One voter had a more specific complaint. Pamela Thomas in Kingsbridge Heights said she was not fond of the mayor’s treatment of former New York Giant’s Super Bowl MVP wide receiver Plaxico Burress, who was sentenced to two years in jail by the State Supreme Court in Manhattan for criminal possession of a handgun dating from an incident in 2008.

Bloomberg publicly called for Burress to be prosecuted under the full extent of the law during his trial in September of this year.

“That was too harsh,” Thomas said. “Plaxico shot himself — that’s enough punishment.” 

A surprisingly large number of Thompson supporters, however, admitted they knew very little about their candidate.

Both candidates received criticism in the lead-up to the election for neglecting the Bronx. The neglect could have cost Thompson Democratic votes in the borough.

According to Mott Haven resident Sharifa Mohammed, a Democrat who hails from Trinidad, Thompson did not define himself as a candidate in the election. Mohammed voted for Bloomberg. “He didn’t make a stand on what he’s done or what he wants to do,” Mohammed said. “I have seen what Bloomberg has done. I saw what he did in the schools.”

Mohammed’s vote was among the minority in Mott Haven, where 22 of 29 surveyed voters said they cast their ballots for Thompson. Nearly half the residents of the 84th assembly district that includes Mott Haven live in poverty. The median income is just over $20,000.

In the wealthier sections of the Bronx, Bloomberg supporters were in the majority. In Riverdale, in the northwest edge of the Bronx, 7 of the 12 surveyed voters said they favored Bloomberg.
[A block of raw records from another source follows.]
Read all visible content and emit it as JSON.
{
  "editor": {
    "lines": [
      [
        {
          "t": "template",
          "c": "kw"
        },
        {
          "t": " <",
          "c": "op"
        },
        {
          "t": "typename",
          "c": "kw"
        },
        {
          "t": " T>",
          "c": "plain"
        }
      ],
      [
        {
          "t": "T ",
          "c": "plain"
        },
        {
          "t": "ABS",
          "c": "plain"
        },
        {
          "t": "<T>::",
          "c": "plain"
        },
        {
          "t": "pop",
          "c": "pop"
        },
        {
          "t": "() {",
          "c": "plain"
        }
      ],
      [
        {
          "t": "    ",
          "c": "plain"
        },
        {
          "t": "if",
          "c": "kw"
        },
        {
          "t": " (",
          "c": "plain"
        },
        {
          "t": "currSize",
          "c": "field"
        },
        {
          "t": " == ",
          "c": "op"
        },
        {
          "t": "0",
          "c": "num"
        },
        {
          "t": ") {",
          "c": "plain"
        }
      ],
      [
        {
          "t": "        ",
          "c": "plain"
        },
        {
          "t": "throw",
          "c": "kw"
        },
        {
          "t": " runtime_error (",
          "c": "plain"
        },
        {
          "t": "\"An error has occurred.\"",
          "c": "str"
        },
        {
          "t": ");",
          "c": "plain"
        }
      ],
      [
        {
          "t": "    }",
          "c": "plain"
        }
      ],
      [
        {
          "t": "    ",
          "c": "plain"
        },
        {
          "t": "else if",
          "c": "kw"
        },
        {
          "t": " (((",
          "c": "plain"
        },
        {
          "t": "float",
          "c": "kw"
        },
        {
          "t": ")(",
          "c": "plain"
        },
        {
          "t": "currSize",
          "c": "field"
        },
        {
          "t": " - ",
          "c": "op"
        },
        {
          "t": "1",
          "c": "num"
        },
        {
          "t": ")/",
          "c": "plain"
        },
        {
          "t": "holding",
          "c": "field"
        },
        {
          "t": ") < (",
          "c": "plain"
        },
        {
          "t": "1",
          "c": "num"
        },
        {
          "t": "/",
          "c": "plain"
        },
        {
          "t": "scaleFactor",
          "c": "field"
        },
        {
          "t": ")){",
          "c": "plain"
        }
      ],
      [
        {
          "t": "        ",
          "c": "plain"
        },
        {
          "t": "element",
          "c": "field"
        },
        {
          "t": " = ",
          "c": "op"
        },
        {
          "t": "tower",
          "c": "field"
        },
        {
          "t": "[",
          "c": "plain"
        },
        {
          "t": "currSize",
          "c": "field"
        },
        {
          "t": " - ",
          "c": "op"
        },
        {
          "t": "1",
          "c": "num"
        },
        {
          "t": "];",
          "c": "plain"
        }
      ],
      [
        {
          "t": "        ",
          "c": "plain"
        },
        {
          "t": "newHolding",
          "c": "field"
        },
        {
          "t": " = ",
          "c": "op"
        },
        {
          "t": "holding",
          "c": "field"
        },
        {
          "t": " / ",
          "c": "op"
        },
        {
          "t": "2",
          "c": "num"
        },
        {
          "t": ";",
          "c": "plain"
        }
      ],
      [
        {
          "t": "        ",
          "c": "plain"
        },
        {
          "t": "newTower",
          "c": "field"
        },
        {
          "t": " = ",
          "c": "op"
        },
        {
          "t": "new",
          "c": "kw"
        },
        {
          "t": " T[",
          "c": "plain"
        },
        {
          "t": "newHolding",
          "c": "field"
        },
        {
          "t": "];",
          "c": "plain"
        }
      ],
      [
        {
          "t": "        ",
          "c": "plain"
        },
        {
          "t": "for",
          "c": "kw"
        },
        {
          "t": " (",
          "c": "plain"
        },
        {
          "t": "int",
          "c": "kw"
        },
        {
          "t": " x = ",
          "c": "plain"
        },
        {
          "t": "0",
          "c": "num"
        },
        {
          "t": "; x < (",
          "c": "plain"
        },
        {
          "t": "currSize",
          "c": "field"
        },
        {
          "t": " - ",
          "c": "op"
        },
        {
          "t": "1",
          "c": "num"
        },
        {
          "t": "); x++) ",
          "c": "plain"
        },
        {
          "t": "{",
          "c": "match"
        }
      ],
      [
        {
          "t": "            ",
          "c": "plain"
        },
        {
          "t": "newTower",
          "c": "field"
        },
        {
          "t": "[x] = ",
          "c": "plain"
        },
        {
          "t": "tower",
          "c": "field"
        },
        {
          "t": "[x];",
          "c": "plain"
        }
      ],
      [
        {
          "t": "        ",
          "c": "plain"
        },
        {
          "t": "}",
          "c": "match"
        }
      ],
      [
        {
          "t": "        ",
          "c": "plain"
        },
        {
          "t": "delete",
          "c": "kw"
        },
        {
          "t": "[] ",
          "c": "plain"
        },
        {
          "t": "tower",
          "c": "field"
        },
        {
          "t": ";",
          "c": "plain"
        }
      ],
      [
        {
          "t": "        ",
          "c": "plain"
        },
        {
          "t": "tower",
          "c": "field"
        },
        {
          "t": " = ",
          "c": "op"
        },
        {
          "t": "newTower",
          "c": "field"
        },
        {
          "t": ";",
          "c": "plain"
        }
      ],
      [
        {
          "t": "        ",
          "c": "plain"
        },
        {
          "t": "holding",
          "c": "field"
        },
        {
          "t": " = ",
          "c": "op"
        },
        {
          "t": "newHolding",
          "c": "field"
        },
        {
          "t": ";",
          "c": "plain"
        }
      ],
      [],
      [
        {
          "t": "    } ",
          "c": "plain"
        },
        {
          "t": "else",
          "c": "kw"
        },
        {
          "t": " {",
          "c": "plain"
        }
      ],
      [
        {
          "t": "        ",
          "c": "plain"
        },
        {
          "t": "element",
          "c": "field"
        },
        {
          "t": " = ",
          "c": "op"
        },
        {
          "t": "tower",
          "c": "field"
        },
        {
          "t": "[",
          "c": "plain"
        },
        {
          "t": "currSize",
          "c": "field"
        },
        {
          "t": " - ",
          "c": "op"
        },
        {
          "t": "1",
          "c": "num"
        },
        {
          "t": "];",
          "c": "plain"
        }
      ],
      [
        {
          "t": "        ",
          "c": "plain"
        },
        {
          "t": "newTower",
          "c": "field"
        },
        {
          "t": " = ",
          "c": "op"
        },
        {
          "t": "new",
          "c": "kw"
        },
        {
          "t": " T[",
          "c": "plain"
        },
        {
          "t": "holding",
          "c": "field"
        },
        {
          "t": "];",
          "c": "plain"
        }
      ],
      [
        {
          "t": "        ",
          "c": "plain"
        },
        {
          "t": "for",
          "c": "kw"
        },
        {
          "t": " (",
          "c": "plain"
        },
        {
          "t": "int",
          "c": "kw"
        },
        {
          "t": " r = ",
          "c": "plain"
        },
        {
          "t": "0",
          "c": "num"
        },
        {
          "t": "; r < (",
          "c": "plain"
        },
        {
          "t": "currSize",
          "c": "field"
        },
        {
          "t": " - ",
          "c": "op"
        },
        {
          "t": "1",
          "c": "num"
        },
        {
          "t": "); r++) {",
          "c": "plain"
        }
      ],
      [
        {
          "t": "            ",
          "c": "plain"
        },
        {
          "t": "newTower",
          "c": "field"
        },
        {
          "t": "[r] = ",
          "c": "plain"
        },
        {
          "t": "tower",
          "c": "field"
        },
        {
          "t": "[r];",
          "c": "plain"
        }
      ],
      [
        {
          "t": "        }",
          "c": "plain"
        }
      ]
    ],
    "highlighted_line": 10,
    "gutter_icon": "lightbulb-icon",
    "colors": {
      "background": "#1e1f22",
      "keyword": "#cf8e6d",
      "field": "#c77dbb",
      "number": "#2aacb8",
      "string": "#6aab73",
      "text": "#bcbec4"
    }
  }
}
The neighborhood boasts a median income of $51,000. Its poverty rate is 25 percent.

“I know people are sketched about the term limits,” said Amit Elhanan, a law school student. “But I don’t see a reason if the person is doing a good job.”

Just east of the neighborhood in Kingsbridge Heights, the citizens split along party lines. Thompson supporters held a slight advantage over Bloomberg. But it was the Bloomberg supporters who said they voted for their candidate based on his actions, not on those of his opponent. 

“I voted for Thompson for comptroller — I got nothing against him, I think he’s done a good job,” said Jeff Sternberg, 60. “I’ve been around the city and seen the economic development Bloomberg has done and I support it. If you go to Williamsburg or Greenpoint, those places have really changed.”

Turnout for the election was not known by press time, but numerous polling stations reported lighter turnouts than last year’s presidential elections. Voters who came in the mid morning enjoyed short lines and limited waiting time.

Arthur Marhs, a volunteer manning the polling site at P.S. 59 in East Tremont, said all seven of the lever-action polls were in use. 
“Everything’s running OK in there,” Marhs said. “There’s hardly anyone inside right now. It’s a good time to vote.”

Stay tuned to for more news and updates from the 2009 New York City mayoral election.

Posted in Politics2 Comments

In Marble Hill, an Oasis Amid a Food Desert

by Connor Boals

Sarah Shaikh, community outreach organizer for Schervier Nursing Care Facility, isn’t pleased with the healthy options for the residents of the West Bronx neighborhood of Marble Hill. Continue Reading

Posted in Bronx Neighborhoods, Food, Money0 Comments